=== Section Start ===

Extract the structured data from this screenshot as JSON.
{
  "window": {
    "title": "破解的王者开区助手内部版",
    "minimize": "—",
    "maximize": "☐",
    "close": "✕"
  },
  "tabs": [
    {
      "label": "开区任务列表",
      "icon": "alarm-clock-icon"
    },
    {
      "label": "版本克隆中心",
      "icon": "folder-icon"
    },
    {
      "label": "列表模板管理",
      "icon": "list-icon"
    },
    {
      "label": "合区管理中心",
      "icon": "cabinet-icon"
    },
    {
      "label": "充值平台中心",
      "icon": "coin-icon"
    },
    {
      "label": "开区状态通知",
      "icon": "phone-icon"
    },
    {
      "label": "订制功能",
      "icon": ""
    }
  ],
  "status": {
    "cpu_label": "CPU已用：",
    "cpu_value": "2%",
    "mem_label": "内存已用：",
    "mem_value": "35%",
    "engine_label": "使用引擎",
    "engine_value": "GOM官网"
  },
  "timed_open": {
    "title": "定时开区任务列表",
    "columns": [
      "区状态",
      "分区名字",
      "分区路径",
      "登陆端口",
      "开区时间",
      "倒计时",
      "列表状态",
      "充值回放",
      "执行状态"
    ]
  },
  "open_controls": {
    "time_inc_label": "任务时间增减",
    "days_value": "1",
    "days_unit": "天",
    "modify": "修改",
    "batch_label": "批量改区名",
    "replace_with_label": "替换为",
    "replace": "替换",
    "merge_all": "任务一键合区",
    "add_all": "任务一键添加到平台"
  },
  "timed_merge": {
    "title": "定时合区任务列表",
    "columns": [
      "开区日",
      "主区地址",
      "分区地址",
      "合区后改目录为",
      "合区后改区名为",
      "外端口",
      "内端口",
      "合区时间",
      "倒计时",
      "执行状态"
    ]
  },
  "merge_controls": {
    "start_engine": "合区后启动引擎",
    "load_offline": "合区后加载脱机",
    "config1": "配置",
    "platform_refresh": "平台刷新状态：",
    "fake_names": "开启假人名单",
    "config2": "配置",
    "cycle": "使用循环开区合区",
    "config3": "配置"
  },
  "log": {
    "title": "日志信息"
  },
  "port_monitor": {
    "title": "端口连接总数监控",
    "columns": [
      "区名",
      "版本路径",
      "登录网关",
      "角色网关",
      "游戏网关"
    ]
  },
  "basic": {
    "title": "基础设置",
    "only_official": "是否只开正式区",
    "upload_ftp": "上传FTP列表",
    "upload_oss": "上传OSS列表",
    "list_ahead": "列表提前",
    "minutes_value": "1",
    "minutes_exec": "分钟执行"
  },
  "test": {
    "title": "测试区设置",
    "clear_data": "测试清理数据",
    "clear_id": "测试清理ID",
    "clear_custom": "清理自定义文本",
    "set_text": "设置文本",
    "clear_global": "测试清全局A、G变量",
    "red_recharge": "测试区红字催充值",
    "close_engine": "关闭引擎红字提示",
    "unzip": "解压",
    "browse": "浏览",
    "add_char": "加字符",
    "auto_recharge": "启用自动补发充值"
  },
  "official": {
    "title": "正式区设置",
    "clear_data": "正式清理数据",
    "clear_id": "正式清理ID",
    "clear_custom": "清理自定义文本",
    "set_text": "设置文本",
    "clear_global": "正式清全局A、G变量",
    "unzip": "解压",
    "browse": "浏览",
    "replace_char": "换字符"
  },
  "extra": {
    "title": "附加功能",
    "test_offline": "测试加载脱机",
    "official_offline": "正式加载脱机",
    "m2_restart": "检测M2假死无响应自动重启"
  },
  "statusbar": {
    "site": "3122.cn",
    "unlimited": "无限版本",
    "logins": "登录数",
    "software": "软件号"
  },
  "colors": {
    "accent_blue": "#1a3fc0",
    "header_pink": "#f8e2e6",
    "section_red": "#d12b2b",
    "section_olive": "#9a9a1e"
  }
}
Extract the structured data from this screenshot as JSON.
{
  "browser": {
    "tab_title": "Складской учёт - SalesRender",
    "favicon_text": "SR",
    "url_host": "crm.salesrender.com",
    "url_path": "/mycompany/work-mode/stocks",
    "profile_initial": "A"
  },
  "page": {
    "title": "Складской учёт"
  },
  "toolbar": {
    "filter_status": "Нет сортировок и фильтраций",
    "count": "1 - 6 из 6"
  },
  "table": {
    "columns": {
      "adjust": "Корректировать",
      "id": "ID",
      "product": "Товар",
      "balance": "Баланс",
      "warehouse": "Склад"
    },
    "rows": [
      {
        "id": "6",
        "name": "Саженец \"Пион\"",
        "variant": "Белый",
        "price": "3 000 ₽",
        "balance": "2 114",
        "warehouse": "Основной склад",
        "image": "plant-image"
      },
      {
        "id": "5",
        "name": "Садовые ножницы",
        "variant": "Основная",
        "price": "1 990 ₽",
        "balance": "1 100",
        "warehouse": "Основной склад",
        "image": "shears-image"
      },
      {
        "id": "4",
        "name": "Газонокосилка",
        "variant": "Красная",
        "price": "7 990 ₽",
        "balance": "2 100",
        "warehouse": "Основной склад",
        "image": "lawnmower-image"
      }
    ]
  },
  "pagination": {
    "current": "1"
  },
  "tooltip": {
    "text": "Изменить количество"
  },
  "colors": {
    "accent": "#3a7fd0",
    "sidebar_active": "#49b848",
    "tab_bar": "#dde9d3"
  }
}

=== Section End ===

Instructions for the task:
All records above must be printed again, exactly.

Exercise output:
Extract the structured data from this screenshot as JSON.
{
  "window": {
    "title": "破解的王者开区助手内部版",
    "minimize": "—",
    "maximize": "☐",
    "close": "✕"
  },
  "tabs": [
    {
      "label": "开区任务列表",
      "icon": "alarm-clock-icon"
    },
    {
      "label": "版本克隆中心",
      "icon": "folder-icon"
    },
    {
      "label": "列表模板管理",
      "icon": "list-icon"
    },
    {
      "label": "合区管理中心",
      "icon": "cabinet-icon"
    },
    {
      "label": "充值平台中心",
      "icon": "coin-icon"
    },
    {
      "label": "开区状态通知",
      "icon": "phone-icon"
    },
    {
      "label": "订制功能",
      "icon": ""
    }
  ],
  "status": {
    "cpu_label": "CPU已用：",
    "cpu_value": "2%",
    "mem_label": "内存已用：",
    "mem_value": "35%",
    "engine_label": "使用引擎",
    "engine_value": "GOM官网"
  },
  "timed_open": {
    "title": "定时开区任务列表",
    "columns": [
      "区状态",
      "分区名字",
      "分区路径",
      "登陆端口",
      "开区时间",
      "倒计时",
      "列表状态",
      "充值回放",
      "执行状态"
    ]
  },
  "open_controls": {
    "time_inc_label": "任务时间增减",
    "days_value": "1",
    "days_unit": "天",
    "modify": "修改",
    "batch_label": "批量改区名",
    "replace_with_label": "替换为",
    "replace": "替换",
    "merge_all": "任务一键合区",
    "add_all": "任务一键添加到平台"
  },
  "timed_merge": {
    "title": "定时合区任务列表",
    "columns": [
      "开区日",
      "主区地址",
      "分区地址",
      "合区后改目录为",
      "合区后改区名为",
      "外端口",
      "内端口",
      "合区时间",
      "倒计时",
      "执行状态"
    ]
  },
  "merge_controls": {
    "start_engine": "合区后启动引擎",
    "load_offline": "合区后加载脱机",
    "config1": "配置",
    "platform_refresh": "平台刷新状态：",
    "fake_names": "开启假人名单",
    "config2": "配置",
    "cycle": "使用循环开区合区",
    "config3": "配置"
  },
  "log": {
    "title": "日志信息"
  },
  "port_monitor": {
    "title": "端口连接总数监控",
    "columns": [
      "区名",
      "版本路径",
      "登录网关",
      "角色网关",
      "游戏网关"
    ]
  },
  "basic": {
    "title": "基础设置",
    "only_official": "是否只开正式区",
    "upload_ftp": "上传FTP列表",
    "upload_oss": "上传OSS列表",
    "list_ahead": "列表提前",
    "minutes_value": "1",
    "minutes_exec": "分钟执行"
  },
  "test": {
    "title": "测试区设置",
    "clear_data": "测试清理数据",
    "clear_id": "测试清理ID",
    "clear_custom": "清理自定义文本",
    "set_text": "设置文本",
    "clear_global": "测试清全局A、G变量",
    "red_recharge": "测试区红字催充值",
    "close_engine": "关闭引擎红字提示",
    "unzip": "解压",
    "browse": "浏览",
    "add_char": "加字符",
    "auto_recharge": "启用自动补发充值"
  },
  "official": {
    "title": "正式区设置",
    "clear_data": "正式清理数据",
    "clear_id": "正式清理ID",
    "clear_custom": "清理自定义文本",
    "set_text": "设置文本",
    "clear_global": "正式清全局A、G变量",
    "unzip": "解压",
    "browse": "浏览",
    "replace_char": "换字符"
  },
  "extra": {
    "title": "附加功能",
    "test_offline": "测试加载脱机",
    "official_offline": "正式加载脱机",
    "m2_restart": "检测M2假死无响应自动重启"
  },
  "statusbar": {
    "site": "3122.cn",
    "unlimited": "无限版本",
    "logins": "登录数",
    "software": "软件号"
  },
  "colors": {
    "accent_blue": "#1a3fc0",
    "header_pink": "#f8e2e6",
    "section_red": "#d12b2b",
    "section_olive": "#9a9a1e"
  }
}
Extract the structured data from this screenshot as JSON.
{
  "browser": {
    "tab_title": "Складской учёт - SalesRender",
    "favicon_text": "SR",
    "url_host": "crm.salesrender.com",
    "url_path": "/mycompany/work-mode/stocks",
    "profile_initial": "A"
  },
  "page": {
    "title": "Складской учёт"
  },
  "toolbar": {
    "filter_status": "Нет сортировок и фильтраций",
    "count": "1 - 6 из 6"
  },
  "table": {
    "columns": {
      "adjust": "Корректировать",
      "id": "ID",
      "product": "Товар",
      "balance": "Баланс",
      "warehouse": "Склад"
    },
    "rows": [
      {
        "id": "6",
        "name": "Саженец \"Пион\"",
        "variant": "Белый",
        "price": "3 000 ₽",
        "balance": "2 114",
        "warehouse": "Основной склад",
        "image": "plant-image"
      },
      {
        "id": "5",
        "name": "Садовые ножницы",
        "variant": "Основная",
        "price": "1 990 ₽",
        "balance": "1 100",
        "warehouse": "Основной склад",
        "image": "shears-image"
      },
      {
        "id": "4",
        "name": "Газонокосилка",
        "variant": "Красная",
        "price": "7 990 ₽",
        "balance": "2 100",
        "warehouse": "Основной склад",
        "image": "lawnmower-image"
      }
    ]
  },
  "pagination": {
    "current": "1"
  },
  "tooltip": {
    "text": "Изменить количество"
  },
  "colors": {
    "accent": "#3a7fd0",
    "sidebar_active": "#49b848",
    "tab_bar": "#dde9d3"
  }
}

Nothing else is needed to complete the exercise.